Is 9 close enough to 25?
I don't think so, so let's get x/g , which is about 8.33.
And now, let's take the average of x/g and g.
So we add g and x/g , take the average of
that, and we get 5.67.
And then our little recipe says take
that and do it again.
So this now becomes my new guess, 5.67.
I multiply those together.
I happen to know that comes out to be about 32.5.
I've gotten closer to 25, but it ain't there yet, so that's
not close enough.
Again, let's take x divided by this g which turns out to be
about 4.41, and then I take g and x/g and I average them,
and I get 5.04.
And my algorithm says, my recipe says, take
this and do it again.
5.04 multiplied by itself is about 25.4, and I'm going to
say, you know what, that's close enough, so my little
recipe says there's the answer.
Not perfect, but close enough.
So, Heron had it right.

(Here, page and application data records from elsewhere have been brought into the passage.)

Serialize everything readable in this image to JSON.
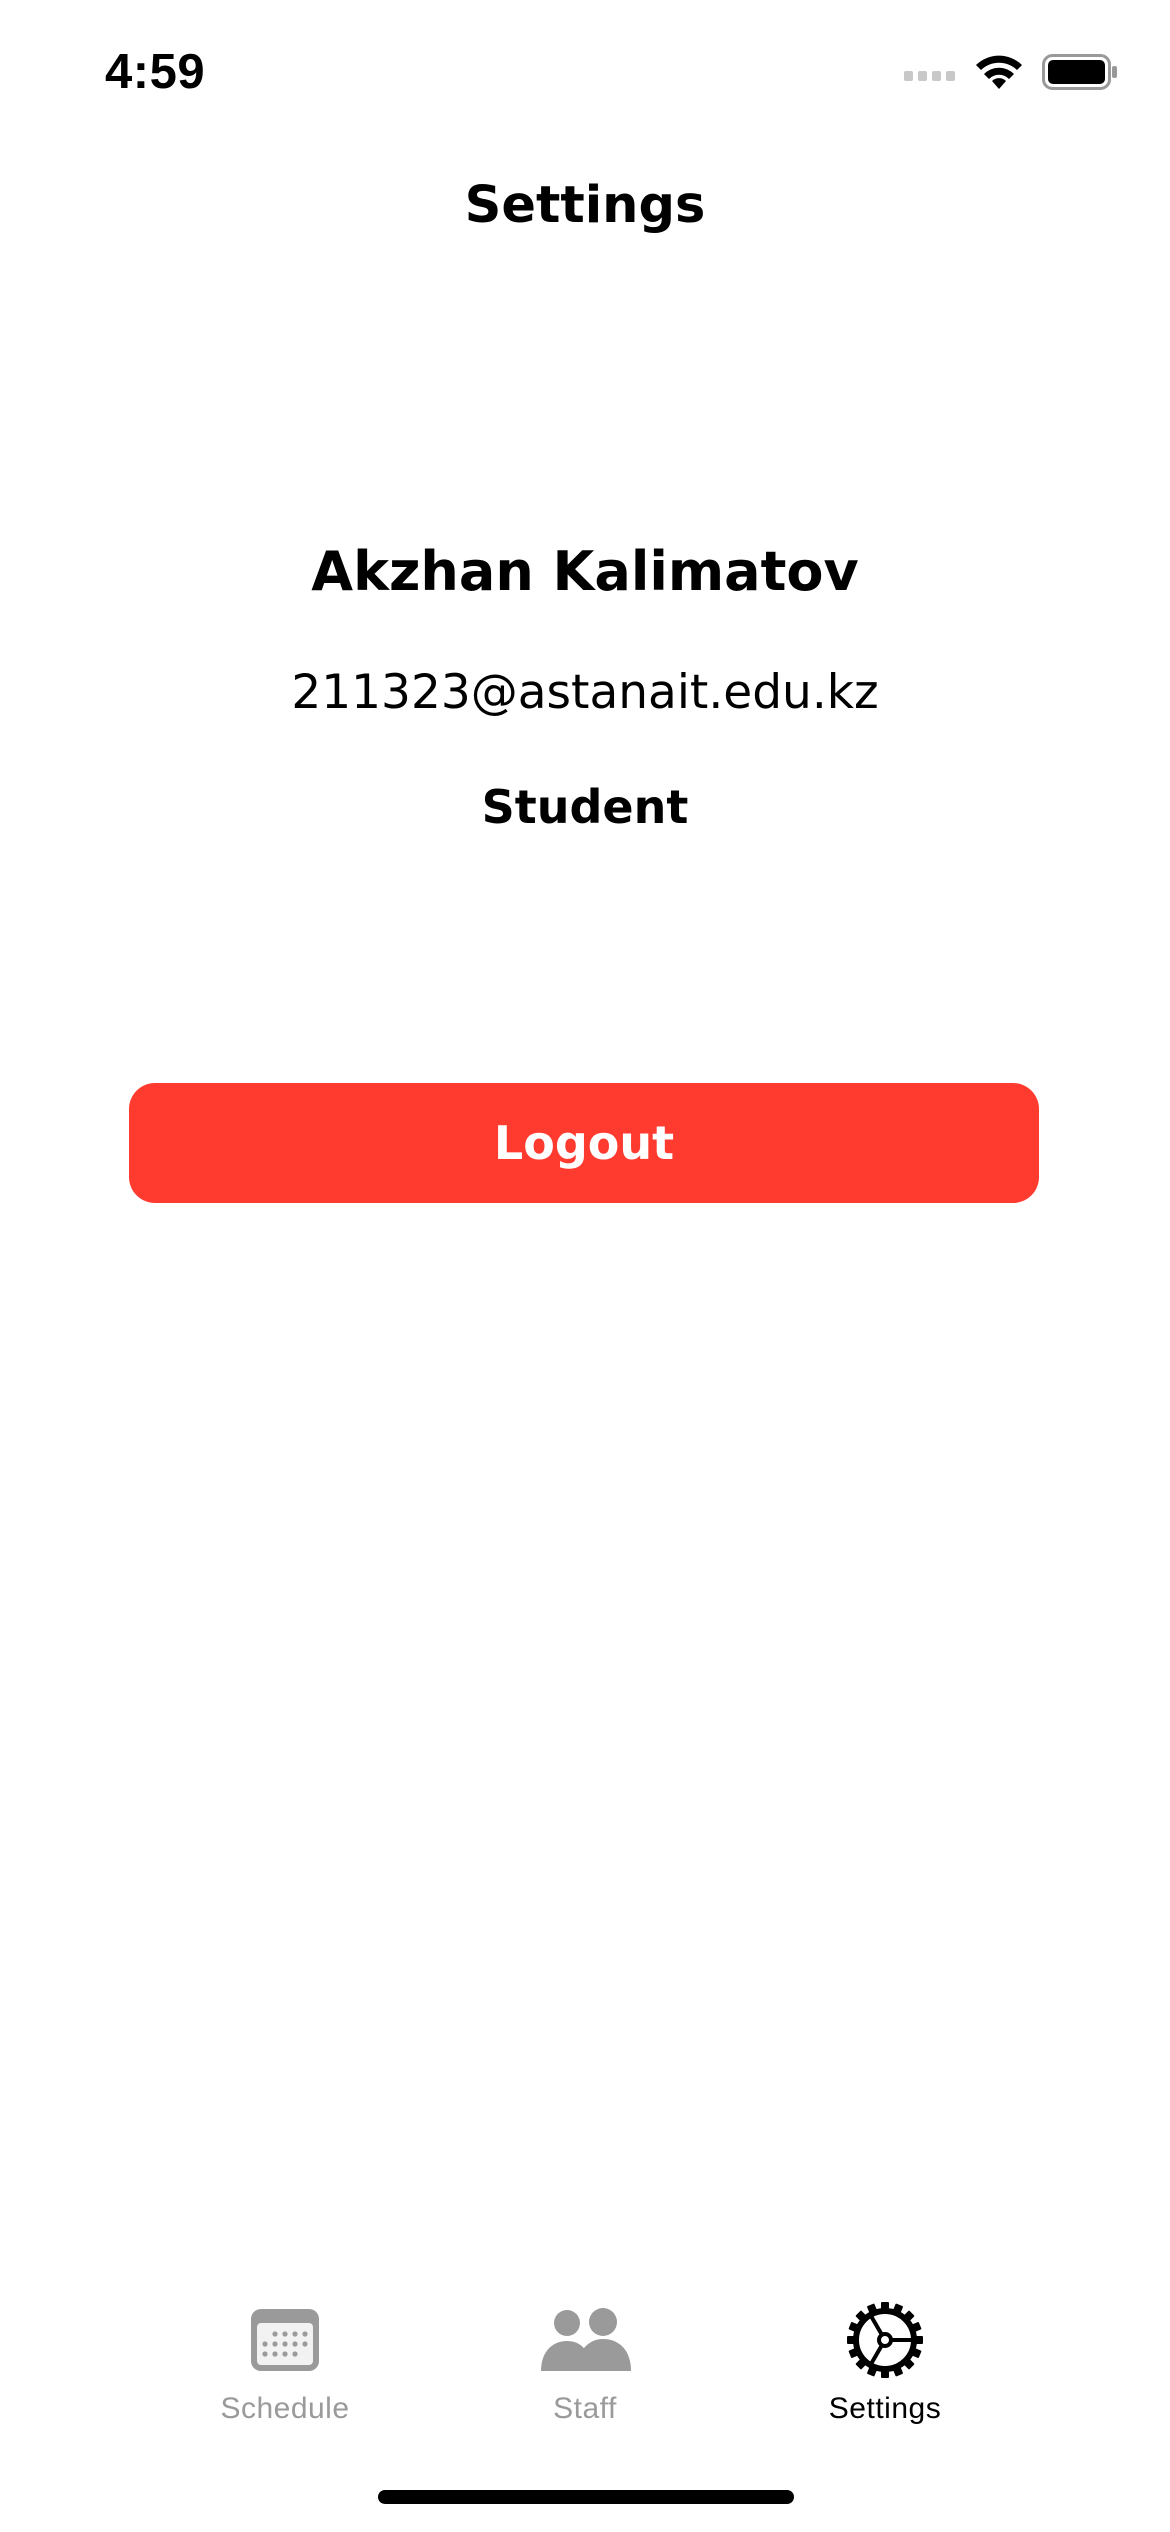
{
  "status_bar": {
    "time": "4:59",
    "icons": [
      "cellular-signal-icon",
      "wifi-icon",
      "battery-icon"
    ]
  },
  "nav": {
    "title": "Settings"
  },
  "profile": {
    "name": "Akzhan Kalimatov",
    "email": "211323@astanait.edu.kz",
    "role": "Student"
  },
  "actions": {
    "logout_label": "Logout"
  },
  "tab_bar": {
    "items": [
      {
        "label": "Schedule",
        "icon": "calendar-icon",
        "active": false
      },
      {
        "label": "Staff",
        "icon": "people-icon",
        "active": false
      },
      {
        "label": "Settings",
        "icon": "gear-icon",
        "active": true
      }
    ]
  },
  "colors": {
    "accent_red": "#ff3b30",
    "tab_inactive": "#9a9a9a",
    "tab_active": "#000000",
    "background": "#ffffff"
  }
}
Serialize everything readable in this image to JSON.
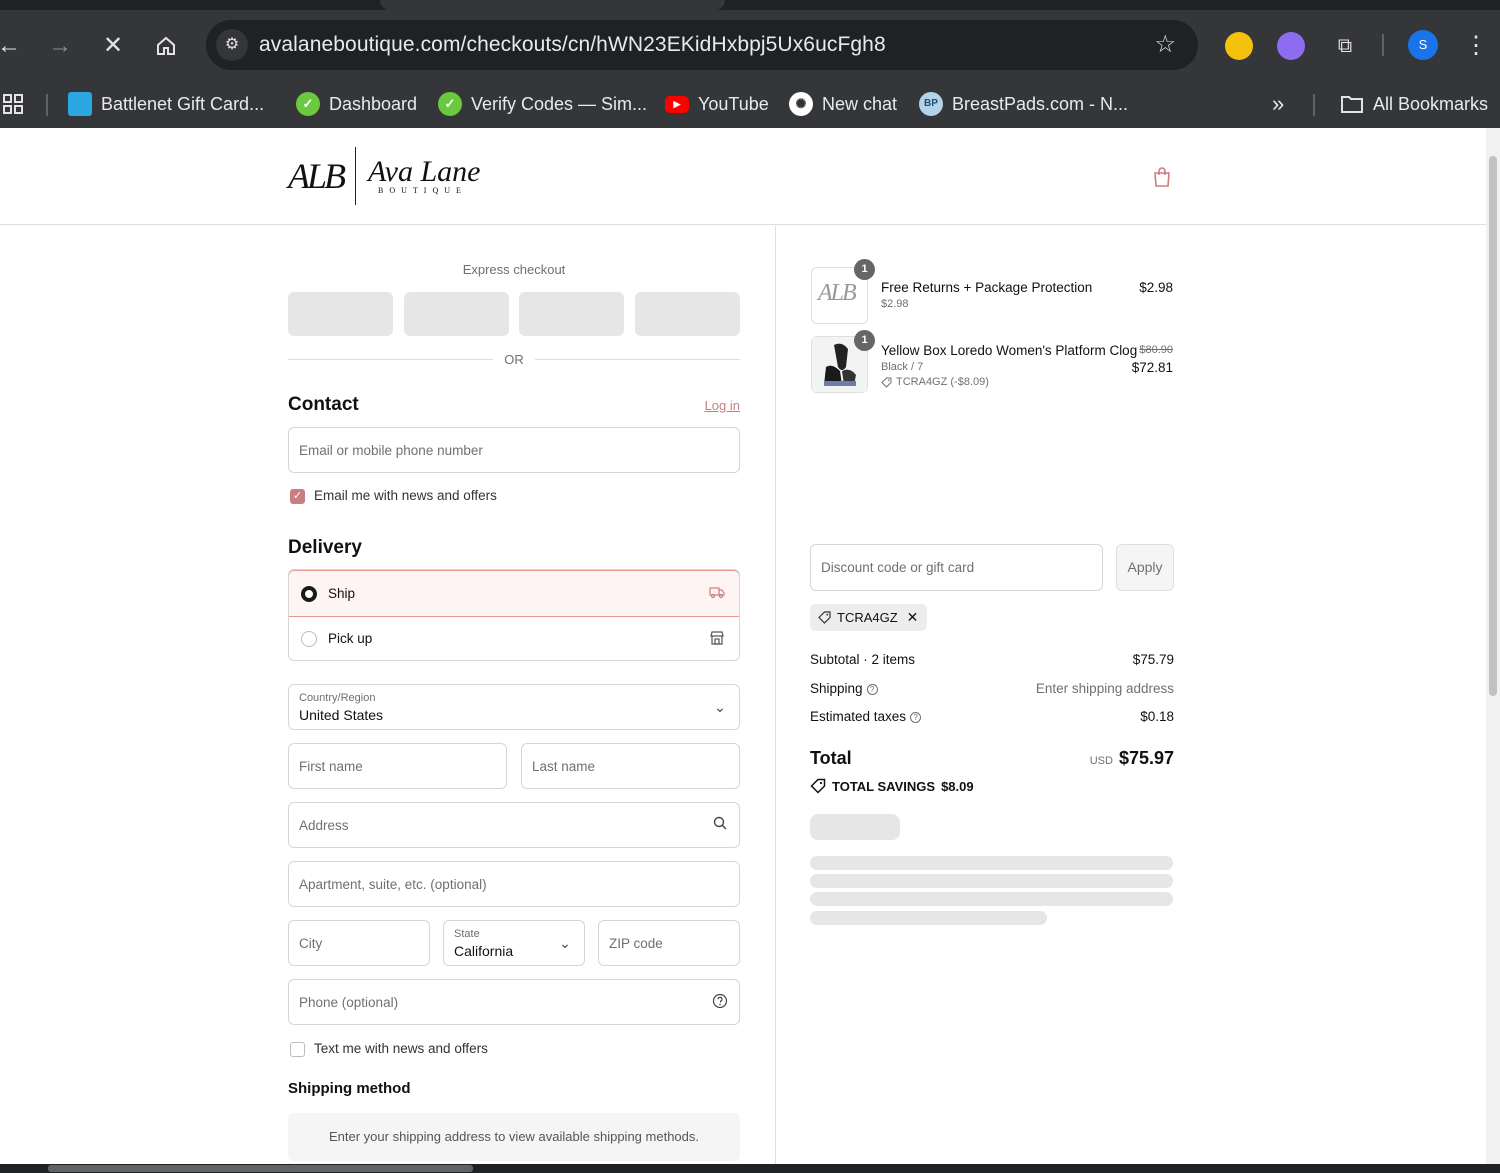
{
  "browser": {
    "url": "avalaneboutique.com/checkouts/cn/hWN23EKidHxbpj5Ux6ucFgh8",
    "profile_initial": "S",
    "bookmarks": [
      {
        "label": "Battlenet Gift Card..."
      },
      {
        "label": "Dashboard"
      },
      {
        "label": "Verify Codes — Sim..."
      },
      {
        "label": "YouTube"
      },
      {
        "label": "New chat"
      },
      {
        "label": "BreastPads.com - N..."
      }
    ],
    "all_bookmarks_label": "All Bookmarks",
    "more_chevron": "»"
  },
  "brand": {
    "monogram": "ALB",
    "script_name": "Ava Lane",
    "subtitle": "BOUTIQUE",
    "accent_color": "#c97f7f"
  },
  "express": {
    "label": "Express checkout",
    "or_text": "OR"
  },
  "contact": {
    "heading": "Contact",
    "login_link": "Log in",
    "email_placeholder": "Email or mobile phone number",
    "news_checkbox_label": "Email me with news and offers",
    "news_checked": true
  },
  "delivery": {
    "heading": "Delivery",
    "options": [
      {
        "label": "Ship",
        "selected": true,
        "icon": "truck-icon"
      },
      {
        "label": "Pick up",
        "selected": false,
        "icon": "store-icon"
      }
    ],
    "country_label": "Country/Region",
    "country_value": "United States",
    "first_name_placeholder": "First name",
    "last_name_placeholder": "Last name",
    "address_placeholder": "Address",
    "apartment_placeholder": "Apartment, suite, etc. (optional)",
    "city_placeholder": "City",
    "state_label": "State",
    "state_value": "California",
    "zip_placeholder": "ZIP code",
    "phone_placeholder": "Phone (optional)",
    "text_checkbox_label": "Text me with news and offers",
    "text_checked": false
  },
  "shipping_method": {
    "heading": "Shipping method",
    "notice": "Enter your shipping address to view available shipping methods."
  },
  "summary": {
    "items": [
      {
        "qty": "1",
        "thumb_text": "ALB",
        "title": "Free Returns + Package Protection",
        "subtitle": "$2.98",
        "price": "$2.98"
      },
      {
        "qty": "1",
        "title": "Yellow Box Loredo Women's Platform Clog",
        "variant": "Black / 7",
        "discount_line": "TCRA4GZ (-$8.09)",
        "original_price": "$80.90",
        "price": "$72.81"
      }
    ],
    "discount_placeholder": "Discount code or gift card",
    "apply_label": "Apply",
    "applied_code": "TCRA4GZ",
    "subtotal_label": "Subtotal · 2 items",
    "subtotal_value": "$75.79",
    "shipping_label": "Shipping",
    "shipping_value": "Enter shipping address",
    "taxes_label": "Estimated taxes",
    "taxes_value": "$0.18",
    "total_label": "Total",
    "currency": "USD",
    "total_value": "$75.97",
    "savings_label": "TOTAL SAVINGS",
    "savings_value": "$8.09"
  }
}
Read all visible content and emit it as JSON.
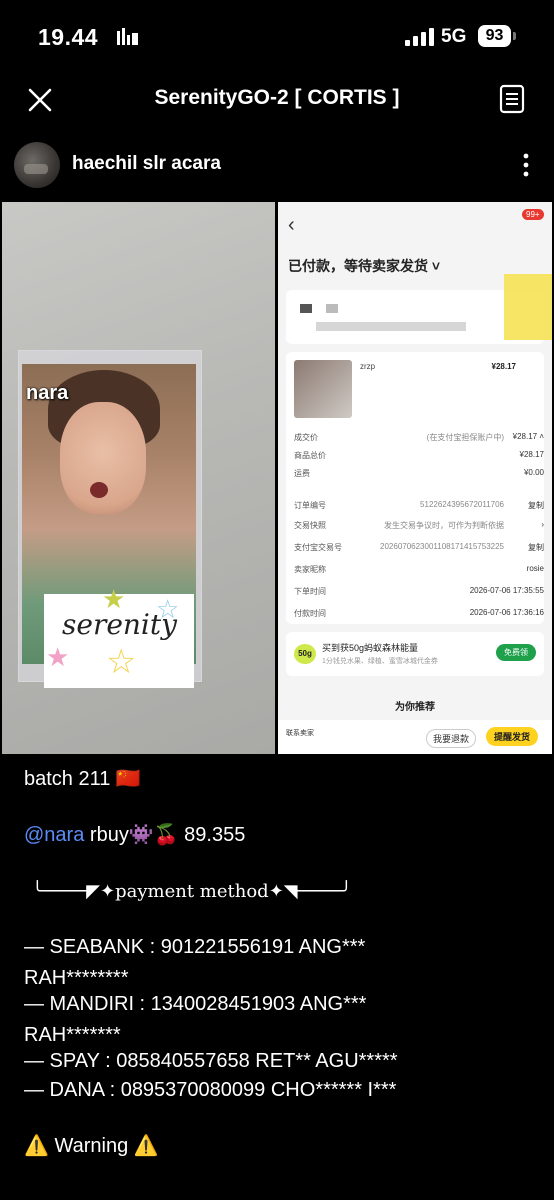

This looks like a pretty good algorithm.
This is a way of describing a method for doing something,
and that idea, that notion of a recipe, is something we're
going to use a lot.
So we can think of algorithms as being recipes, sequences of
mechanical steps for doing something.
We put that analogy to a little bit more use, we can
see that recipes have much of the same form, real recipes.
Imagine I want to make some custard.
Here's my recipe.
I'm going to take all the ingredients of the custard,
that mixture, put it into a pot over some heat, and I'm
going to stir it.

## As I stir it, every once in a while, I'll dip a spoon into

the custard, pull it out, and run my finger across the back
of the spoon.
If the spoon is clear, then I'm done and I'm going to
remove the custard from the heat and let it cool.
If not, I'm going to repeat.
And notice what we have here.
Again, we've got a test, right there.
And we've got a way of, in fact,
changing the flow of control.
So, normally, the flow runs this way, but based on that
test, we have a way of going back up and
continuing the path.
And this pattern is something we're going to repeat a lot.
So, you want to capture recipes and we need to figure
out how to get the computer to do that for us, which is what
we're going to talk about next.